(Work order) Copy each line from the listing below where the word "JSON" shows up.

== Segment start ==

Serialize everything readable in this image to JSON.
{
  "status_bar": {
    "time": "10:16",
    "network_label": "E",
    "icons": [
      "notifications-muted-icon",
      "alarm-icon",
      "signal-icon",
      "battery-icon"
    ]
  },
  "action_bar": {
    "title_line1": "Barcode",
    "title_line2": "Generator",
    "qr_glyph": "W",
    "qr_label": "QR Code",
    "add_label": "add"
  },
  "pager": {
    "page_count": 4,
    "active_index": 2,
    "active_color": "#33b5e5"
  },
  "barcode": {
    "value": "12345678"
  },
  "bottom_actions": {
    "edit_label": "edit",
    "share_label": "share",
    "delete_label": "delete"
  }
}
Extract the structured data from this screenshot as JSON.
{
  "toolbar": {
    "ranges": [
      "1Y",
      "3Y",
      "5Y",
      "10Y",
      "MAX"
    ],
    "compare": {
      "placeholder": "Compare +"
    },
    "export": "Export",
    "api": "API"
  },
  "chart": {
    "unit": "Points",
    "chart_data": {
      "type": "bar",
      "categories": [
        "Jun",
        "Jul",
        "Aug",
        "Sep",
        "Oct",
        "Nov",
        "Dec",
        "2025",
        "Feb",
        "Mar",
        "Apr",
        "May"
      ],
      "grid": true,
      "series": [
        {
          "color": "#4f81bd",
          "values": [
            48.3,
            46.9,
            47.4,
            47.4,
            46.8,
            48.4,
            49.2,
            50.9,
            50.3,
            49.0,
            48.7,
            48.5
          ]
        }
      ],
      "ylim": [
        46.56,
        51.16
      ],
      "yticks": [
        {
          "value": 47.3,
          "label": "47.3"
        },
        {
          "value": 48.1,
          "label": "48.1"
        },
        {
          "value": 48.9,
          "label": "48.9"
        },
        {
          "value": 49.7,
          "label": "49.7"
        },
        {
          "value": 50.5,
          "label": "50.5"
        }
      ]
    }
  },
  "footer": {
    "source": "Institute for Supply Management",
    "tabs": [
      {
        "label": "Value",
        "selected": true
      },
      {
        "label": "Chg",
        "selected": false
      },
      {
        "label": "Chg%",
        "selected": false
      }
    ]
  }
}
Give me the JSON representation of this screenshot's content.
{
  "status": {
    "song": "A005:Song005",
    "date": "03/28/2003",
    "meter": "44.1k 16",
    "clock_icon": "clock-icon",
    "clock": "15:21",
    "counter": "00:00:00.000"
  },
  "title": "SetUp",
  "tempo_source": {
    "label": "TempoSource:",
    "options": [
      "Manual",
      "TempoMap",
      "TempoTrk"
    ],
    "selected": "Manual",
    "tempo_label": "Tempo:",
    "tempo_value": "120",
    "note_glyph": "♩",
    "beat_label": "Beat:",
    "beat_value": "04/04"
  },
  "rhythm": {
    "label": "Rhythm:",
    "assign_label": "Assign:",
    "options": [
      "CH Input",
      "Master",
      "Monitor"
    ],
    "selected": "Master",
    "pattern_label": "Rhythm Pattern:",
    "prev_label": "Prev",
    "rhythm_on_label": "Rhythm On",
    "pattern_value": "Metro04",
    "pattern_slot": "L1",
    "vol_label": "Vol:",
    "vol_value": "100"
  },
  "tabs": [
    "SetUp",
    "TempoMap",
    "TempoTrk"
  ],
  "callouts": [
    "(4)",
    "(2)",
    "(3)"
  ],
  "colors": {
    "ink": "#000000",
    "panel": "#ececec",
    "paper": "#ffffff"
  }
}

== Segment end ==

(Exercise solution)
Serialize everything readable in this image to JSON.
Extract the structured data from this screenshot as JSON.
Give me the JSON representation of this screenshot's content.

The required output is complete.